[Opening The data section]
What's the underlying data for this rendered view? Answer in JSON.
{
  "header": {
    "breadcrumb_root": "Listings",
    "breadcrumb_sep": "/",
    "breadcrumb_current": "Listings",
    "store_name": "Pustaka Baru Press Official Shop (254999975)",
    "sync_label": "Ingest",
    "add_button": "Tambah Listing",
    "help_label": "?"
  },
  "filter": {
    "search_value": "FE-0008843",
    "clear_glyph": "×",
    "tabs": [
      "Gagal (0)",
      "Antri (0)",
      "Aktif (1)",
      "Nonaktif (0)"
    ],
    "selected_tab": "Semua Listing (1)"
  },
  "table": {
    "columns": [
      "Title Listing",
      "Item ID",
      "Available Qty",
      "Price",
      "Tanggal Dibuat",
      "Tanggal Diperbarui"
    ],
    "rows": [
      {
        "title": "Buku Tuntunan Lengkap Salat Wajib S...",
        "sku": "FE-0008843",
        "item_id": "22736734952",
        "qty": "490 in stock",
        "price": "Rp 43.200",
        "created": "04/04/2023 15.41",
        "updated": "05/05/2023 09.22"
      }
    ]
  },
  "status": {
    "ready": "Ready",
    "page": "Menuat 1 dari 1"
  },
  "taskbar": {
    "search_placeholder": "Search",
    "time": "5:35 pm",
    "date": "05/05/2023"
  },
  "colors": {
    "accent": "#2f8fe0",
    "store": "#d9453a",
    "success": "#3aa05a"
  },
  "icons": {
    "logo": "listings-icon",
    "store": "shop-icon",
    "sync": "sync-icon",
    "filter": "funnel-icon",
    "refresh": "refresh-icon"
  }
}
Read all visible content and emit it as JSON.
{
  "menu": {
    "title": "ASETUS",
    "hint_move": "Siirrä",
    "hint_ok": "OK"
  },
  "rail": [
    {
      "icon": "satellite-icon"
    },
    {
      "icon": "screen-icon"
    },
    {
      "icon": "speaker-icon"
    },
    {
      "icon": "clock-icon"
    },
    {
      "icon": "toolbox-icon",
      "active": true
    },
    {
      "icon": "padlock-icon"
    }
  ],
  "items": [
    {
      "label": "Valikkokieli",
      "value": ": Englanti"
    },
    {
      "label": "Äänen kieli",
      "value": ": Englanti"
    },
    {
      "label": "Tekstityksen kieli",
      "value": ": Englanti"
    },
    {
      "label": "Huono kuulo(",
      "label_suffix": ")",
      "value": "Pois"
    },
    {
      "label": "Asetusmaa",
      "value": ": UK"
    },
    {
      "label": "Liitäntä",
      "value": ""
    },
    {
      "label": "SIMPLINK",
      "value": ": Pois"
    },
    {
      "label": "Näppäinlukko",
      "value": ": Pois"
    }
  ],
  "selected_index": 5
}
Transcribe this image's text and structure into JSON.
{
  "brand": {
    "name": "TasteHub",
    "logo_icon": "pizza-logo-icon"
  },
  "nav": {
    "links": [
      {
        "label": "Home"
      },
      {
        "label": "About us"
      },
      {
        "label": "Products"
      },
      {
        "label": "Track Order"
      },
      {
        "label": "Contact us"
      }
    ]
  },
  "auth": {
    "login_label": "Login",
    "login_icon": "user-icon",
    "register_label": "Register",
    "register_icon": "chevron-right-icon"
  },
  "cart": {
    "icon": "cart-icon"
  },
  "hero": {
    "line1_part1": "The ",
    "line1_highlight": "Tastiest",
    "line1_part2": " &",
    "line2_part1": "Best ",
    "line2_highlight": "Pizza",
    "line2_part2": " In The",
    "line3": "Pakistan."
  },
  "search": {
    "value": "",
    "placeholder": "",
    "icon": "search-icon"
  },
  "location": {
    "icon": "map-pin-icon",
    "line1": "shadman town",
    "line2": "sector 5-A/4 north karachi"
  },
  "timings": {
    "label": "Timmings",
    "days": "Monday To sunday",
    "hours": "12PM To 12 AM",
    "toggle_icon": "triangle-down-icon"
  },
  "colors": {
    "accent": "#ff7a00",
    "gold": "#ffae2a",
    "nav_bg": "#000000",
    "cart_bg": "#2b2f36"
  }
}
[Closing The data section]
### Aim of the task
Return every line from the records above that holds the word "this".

### Your response
What's the underlying data for this rendered view? Answer in JSON.
Transcribe this image's text and structure into JSON.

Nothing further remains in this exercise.